With 99% of sales leads not converting per Forrester or if you like 87% not converting per LinkedIn, the ability to increase sales is suffering. Does this make sense given today’s salespeople have more tools, improved technology and even better development (forget training)?
You think you have:
- Identified your ideal customer
- Researched the customer’s industry
- Kept abreast of current market trends
- Begun to develop good to great relationships with your customers
- Met (personally) all the key decision makers
And yet, your goal to increase sales still falls short. You must continually hunt for new sales leads because the ones in your funnel do not convert.

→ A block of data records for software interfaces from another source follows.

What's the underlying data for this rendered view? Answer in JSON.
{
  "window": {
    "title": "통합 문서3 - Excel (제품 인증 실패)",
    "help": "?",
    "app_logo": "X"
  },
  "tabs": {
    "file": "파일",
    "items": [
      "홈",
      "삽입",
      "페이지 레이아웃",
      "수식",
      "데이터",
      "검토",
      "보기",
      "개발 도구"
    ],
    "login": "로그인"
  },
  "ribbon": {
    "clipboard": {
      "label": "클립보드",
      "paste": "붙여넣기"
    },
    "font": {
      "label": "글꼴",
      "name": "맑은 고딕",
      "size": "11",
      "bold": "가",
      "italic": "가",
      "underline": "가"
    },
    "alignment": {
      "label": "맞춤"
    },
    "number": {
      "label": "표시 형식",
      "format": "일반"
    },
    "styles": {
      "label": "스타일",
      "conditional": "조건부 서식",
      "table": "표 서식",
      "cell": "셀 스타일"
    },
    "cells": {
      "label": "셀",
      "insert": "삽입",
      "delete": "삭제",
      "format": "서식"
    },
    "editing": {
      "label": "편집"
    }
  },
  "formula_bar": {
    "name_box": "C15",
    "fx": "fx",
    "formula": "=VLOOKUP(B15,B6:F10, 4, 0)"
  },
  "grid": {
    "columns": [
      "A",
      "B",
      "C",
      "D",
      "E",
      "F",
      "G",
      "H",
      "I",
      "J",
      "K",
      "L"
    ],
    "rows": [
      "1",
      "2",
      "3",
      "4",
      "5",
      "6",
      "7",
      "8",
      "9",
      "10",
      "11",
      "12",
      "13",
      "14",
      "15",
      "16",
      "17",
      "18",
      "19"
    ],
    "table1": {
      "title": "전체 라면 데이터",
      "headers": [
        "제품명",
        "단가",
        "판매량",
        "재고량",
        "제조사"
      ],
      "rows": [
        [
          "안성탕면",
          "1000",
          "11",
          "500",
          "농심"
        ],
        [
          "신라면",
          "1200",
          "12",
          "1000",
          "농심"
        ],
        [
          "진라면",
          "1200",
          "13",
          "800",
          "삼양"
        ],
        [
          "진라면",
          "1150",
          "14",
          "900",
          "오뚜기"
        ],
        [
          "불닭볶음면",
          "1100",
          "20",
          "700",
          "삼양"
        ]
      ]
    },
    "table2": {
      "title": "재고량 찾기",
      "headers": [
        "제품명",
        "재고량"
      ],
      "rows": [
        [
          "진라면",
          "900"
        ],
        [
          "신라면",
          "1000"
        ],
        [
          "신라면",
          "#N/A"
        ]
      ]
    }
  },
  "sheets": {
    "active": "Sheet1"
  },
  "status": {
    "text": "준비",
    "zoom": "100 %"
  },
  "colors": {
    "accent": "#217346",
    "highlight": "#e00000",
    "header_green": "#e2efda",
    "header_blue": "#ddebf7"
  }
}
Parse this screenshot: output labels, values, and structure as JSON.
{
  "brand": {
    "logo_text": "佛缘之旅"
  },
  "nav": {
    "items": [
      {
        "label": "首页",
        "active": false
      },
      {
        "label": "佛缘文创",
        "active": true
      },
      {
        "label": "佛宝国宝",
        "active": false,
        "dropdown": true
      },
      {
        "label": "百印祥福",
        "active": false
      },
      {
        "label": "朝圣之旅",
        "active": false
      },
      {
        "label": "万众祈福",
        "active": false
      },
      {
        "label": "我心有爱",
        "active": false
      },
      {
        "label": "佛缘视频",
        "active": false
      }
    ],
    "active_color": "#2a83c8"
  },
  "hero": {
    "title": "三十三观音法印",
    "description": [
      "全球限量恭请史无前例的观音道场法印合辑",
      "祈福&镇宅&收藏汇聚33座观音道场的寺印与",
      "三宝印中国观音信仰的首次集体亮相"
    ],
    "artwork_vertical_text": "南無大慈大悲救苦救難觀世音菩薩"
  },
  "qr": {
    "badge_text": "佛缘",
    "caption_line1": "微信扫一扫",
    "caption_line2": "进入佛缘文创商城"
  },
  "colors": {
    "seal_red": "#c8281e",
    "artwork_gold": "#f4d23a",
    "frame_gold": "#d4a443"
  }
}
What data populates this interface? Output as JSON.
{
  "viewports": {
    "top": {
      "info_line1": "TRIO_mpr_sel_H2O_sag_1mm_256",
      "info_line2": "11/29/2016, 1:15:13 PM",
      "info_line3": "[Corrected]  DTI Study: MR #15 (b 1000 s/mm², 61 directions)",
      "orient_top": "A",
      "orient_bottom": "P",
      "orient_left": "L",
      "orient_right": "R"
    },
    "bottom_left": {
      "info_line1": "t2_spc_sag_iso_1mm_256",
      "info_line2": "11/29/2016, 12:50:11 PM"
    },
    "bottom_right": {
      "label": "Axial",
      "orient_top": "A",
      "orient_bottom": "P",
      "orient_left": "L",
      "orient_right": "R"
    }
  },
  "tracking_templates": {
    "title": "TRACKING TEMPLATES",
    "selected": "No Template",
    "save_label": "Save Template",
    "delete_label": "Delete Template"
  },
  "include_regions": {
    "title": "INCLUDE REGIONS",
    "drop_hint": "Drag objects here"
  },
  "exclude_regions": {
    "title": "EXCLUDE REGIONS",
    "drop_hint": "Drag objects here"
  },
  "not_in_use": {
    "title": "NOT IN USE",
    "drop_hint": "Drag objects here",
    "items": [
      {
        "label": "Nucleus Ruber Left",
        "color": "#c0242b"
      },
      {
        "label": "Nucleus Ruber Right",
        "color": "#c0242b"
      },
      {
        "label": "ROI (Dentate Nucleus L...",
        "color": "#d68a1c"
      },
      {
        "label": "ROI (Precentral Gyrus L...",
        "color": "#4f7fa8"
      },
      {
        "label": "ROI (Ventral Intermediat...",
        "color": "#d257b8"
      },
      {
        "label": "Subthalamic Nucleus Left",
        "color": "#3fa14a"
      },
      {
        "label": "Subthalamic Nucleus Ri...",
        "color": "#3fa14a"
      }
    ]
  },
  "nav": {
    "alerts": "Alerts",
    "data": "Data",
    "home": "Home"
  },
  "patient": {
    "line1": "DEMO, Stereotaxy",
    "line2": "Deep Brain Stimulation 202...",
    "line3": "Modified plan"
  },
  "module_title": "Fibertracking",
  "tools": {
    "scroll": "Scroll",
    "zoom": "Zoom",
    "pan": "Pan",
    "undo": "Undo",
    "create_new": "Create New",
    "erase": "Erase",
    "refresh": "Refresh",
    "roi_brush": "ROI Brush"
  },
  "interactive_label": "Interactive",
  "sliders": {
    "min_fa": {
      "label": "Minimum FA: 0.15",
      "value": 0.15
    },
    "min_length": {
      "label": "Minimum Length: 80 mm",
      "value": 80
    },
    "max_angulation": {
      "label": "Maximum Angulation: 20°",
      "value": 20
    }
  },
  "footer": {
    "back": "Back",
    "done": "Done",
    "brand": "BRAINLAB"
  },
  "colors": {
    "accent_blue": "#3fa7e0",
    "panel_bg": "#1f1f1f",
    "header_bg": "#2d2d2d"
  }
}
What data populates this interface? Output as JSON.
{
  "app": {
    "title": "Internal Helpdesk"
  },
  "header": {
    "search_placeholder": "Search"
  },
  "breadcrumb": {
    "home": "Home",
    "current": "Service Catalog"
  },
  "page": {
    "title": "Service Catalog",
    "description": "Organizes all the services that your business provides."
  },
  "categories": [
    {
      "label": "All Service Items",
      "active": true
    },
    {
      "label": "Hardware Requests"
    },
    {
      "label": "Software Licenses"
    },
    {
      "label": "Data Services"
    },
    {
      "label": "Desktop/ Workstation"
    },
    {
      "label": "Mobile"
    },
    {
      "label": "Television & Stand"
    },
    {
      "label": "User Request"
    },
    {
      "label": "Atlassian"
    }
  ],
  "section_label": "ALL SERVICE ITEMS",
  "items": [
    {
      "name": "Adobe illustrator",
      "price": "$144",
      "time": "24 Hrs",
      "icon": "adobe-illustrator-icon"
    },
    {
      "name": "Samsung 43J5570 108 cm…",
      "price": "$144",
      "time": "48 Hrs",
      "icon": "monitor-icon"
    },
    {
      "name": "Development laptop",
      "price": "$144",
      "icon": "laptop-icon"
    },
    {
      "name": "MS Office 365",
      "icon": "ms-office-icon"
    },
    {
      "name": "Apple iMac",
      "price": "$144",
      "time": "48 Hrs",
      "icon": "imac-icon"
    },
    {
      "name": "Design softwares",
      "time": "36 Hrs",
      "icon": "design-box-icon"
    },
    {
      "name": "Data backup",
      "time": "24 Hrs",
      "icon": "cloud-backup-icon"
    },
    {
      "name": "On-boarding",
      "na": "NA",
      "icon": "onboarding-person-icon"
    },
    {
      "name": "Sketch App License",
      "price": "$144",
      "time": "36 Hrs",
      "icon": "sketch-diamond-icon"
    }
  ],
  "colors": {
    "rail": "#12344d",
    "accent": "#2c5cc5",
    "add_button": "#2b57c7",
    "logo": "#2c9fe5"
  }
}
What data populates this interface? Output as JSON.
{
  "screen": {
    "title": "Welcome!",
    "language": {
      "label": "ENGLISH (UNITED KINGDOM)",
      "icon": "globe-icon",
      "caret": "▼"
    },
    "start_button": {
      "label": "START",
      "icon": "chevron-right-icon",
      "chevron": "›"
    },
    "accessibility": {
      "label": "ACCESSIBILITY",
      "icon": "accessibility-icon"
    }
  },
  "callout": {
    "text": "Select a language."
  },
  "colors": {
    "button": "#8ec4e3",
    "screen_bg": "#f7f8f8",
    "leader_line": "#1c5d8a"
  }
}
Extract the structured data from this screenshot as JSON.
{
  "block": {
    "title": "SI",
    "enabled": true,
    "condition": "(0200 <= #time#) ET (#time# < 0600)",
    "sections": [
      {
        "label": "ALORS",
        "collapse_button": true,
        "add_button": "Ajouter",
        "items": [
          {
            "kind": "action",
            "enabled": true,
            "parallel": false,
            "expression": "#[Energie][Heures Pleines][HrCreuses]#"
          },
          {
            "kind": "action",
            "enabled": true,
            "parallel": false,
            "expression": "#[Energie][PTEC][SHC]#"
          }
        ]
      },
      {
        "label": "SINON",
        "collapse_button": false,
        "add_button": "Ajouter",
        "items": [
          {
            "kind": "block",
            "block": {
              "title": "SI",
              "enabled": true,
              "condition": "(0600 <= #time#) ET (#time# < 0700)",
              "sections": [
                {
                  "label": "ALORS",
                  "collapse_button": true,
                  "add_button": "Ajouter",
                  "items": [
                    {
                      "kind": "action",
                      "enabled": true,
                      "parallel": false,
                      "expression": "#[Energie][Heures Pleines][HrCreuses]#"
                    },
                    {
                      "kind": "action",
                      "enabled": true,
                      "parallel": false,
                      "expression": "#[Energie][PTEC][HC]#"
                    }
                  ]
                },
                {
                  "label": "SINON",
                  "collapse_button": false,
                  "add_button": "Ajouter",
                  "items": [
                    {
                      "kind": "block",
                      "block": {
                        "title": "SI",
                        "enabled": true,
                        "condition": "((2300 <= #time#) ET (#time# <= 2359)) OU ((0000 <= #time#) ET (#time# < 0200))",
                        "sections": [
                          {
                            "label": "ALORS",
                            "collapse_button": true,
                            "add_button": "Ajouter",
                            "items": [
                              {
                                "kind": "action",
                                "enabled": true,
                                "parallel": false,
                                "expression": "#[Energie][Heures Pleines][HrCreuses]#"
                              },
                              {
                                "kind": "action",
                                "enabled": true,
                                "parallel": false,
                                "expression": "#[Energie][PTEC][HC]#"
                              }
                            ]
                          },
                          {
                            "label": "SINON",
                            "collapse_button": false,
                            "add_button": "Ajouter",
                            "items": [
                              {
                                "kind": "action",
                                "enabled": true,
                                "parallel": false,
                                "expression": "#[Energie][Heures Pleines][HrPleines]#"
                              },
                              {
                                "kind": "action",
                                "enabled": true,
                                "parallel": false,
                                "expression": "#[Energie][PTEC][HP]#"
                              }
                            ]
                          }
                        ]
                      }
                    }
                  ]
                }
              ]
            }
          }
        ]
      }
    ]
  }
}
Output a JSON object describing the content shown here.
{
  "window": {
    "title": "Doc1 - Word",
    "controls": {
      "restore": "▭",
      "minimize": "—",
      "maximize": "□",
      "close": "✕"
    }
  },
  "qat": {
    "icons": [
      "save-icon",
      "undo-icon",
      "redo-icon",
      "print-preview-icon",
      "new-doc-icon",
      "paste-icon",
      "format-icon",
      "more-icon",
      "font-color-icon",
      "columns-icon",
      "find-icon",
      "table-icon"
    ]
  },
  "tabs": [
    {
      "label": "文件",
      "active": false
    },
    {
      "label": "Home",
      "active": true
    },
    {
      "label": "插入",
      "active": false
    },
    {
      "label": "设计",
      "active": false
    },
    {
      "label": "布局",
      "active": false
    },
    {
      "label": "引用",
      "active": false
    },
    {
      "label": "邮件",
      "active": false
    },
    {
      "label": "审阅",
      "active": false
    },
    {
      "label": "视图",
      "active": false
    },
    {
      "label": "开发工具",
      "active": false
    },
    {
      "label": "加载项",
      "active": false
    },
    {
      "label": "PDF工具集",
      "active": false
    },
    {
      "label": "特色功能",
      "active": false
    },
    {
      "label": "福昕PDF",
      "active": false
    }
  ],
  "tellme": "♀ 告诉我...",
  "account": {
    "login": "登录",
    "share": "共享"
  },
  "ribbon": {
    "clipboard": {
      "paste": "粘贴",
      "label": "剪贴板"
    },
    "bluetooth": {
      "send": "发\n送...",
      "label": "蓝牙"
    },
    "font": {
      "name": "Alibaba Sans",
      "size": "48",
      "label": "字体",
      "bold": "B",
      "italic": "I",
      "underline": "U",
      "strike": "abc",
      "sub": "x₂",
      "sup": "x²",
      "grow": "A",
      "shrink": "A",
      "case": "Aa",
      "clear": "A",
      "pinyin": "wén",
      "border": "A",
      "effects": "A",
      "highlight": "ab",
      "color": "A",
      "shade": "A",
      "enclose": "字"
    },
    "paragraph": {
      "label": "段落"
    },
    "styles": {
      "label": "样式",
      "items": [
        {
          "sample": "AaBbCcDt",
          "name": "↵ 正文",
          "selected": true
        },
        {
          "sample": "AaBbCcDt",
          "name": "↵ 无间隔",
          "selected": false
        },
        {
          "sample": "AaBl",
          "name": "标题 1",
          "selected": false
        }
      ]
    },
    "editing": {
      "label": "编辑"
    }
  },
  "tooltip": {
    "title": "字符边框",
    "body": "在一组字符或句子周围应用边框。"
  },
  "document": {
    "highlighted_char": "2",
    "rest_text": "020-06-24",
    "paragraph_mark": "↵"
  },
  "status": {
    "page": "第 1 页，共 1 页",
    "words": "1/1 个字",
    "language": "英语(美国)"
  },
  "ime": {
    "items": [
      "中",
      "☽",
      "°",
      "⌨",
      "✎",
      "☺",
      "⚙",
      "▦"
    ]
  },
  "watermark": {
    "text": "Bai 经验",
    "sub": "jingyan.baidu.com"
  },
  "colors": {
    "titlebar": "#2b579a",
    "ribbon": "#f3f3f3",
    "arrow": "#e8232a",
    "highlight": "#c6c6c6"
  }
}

Forrester research also revealed this:
74% of buyers choose a solution provider who has worked with them to provide clarity of vision in walking a path of value
Now some believe this statement refers to value creation and I am not sure. Given the continued failed rate of execution for many business strategies, this ability to bring clarity by uniting the solution to the vision of the strategy makes sense. From this clarity comes the ability to walk the path of strategy execution which is side by side to the path of value.
What this also means is the salesperson has actively listened to what is important to the buyer beyond the business strategies and goals. He or she can restate in simpler terms what was just said in such as way clarity comes first. Many times in sales conversations I will say “This is what I heard you say.” Then I restate what I heard. In doing so, I have removed some of the verbal limitations and barriers within the sales lead’s conversation. Many times, the sales lead will tell me, “Yes that is what I mean. You said it much better and simpler” or “Yes, you got it!”
Clarity or rather lack of clarity is probably the most common sales obstacle and probably the most often ignored one. Just imagine what would happen to your goal to increase sales, if you could just convert 10% more sales leads through this simple action of clarity?Share on Facebook
So you reached the end of the sales conversation and now, drum roll, comes the ultimate sales closing question. This one is a sure fire winner. You speak and nothing happens. No reaction, no comment. Now you are scrambling as to what to say.
For me, I unknowingly applied the Theory of Self Determination within my executive coaching and sales coaching practice. This intrinsic motivational theory developed in the 1970s by Deci and Ryan has three 3 elements. The most important one is autonomy or choice. Mastery and purpose as it relates to other people are the other two.
When we provide our potential ideal customers or qualified sales leads with a choice, there is a greater likelihood for the internal motivational driver to kick in. Of course, this does presume we as salespeople have addressed all sales objections and uncovered as many stalls as possible. We have also emotionalized the pain for not taking action.
Now with multiple decision makers within a complex sale this may not be the best sales closing question. However with single decision makers in the SMB marketplace, I have consistently applied this question for over 10 years with a 90% earn or close rate.
What concerns me is the more we attempt to control the end of the sales conversation, the greater the chance of the all knowing ego taking over. If “sales is the transference of feelings” as noted by Zig Ziglar, then controlling the feelings of others suggests an overly strong ego or even insecurity.
Salespeople who have dotted their “i”s and crossed their “t”s with authenticity should not fear allowing their sales leads to have control. This attitude works with the “pull sales strategy” where the ideal customer continues to pull you close to them.